There were the readings, some of which I happen to dislike- "many are called, but few are chosen." My Friend tells me this is hogwash. What kind of poor craftsman do people think he is that he would be making mistakes all the time. He understands about us, of course, and He says this in amusement, but still, the whole sin and damnation business is very hurtful to him. That's what he tells me, anyway. "And what did I give them those minds for? It was no intention of mine that they should be blathering idiots following any dictate that causes them to fear me. The sheep, after all, are much better sheep! I could have saved myself a great deal of trouble by leaving it at the sheep if that was what I intended." this is what he whispers to me when I make one of my forays into church. You may, at this point, quote Jane Wagner to me. I accept the diagnosis cheerfully.
Well, He was keeping his little whispers to himself that morning, and I was filled with sarcastic curiosity as Rev. Werntz mounted the pulpit to expound on this old saw about behaving oneself. One ear to the Pulpit, one available for Himself- He is very amusing in condescending remarks and I hate to miss any. She commenced the sermon with this prayer:
O God of love, grant us the wisdom, the strength and the courage to seek always and everywhere after truth, come when it may, and cost what it will. Amen.
Prayers are funny things.
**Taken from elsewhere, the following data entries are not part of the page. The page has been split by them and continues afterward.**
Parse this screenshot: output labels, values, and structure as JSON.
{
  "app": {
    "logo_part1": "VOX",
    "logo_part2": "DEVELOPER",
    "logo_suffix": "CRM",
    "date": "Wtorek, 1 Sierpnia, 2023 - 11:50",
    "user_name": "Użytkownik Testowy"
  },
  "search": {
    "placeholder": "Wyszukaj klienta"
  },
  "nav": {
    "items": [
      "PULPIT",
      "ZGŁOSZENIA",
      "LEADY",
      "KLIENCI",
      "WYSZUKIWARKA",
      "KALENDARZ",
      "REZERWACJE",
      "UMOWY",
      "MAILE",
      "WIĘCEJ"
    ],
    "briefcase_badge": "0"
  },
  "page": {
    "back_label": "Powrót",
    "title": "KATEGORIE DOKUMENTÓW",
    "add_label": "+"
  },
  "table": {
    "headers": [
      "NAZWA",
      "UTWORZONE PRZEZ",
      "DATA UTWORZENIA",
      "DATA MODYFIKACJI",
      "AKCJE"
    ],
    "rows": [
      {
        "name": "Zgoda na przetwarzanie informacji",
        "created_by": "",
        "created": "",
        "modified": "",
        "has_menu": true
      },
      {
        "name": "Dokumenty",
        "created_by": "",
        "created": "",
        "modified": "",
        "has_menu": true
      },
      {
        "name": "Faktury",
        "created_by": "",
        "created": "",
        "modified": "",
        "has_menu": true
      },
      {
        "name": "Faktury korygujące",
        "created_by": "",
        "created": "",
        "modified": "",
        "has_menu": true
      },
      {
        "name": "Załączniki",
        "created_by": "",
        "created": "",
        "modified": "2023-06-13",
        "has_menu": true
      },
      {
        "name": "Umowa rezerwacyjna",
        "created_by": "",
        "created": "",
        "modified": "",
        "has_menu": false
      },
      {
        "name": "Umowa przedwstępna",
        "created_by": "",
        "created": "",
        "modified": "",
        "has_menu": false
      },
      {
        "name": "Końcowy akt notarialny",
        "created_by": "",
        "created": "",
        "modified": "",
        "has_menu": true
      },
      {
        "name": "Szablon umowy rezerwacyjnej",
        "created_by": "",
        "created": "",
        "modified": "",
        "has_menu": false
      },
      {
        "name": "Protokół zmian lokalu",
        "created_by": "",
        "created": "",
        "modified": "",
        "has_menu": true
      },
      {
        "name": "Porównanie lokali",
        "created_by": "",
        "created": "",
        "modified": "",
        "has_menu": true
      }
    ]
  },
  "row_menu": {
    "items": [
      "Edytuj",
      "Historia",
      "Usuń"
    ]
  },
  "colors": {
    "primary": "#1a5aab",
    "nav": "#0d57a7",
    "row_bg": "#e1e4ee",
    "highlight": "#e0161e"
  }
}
They may be "recited" in a formal way. It seems to me that the reciter forgets altogether that someone is supposed to be listening to their efforts. I've become so used to chatting with my Friend that I sometimes wonder whether that approach has any point at all. Or prayers may be spoken from the heart,"our Father" Abba, Adoni, dad, Mother of us all, whatever. When a prayer is spoken to a real presence it must be less formal, more immediate, more familiar. My Friend wasn't joking under his breath because she was speaking to him sincerely about having the courage to seek for truth,"cost what it will."
No idyll bargain that. She had my respect and attention. That was one of the big surprises that morning. In her sermons she turned that text from Matthew so deftly that She left me speechless.
I had come for the Cantata, and I got, and continue to get the Cantatas. My expectations were exceeded. The musicians of Emmanuel Music deserve a discussion focused on themselves and I hope to provide it soon, but now I want to move forward to this past weekend, and say something about this community that I have joined.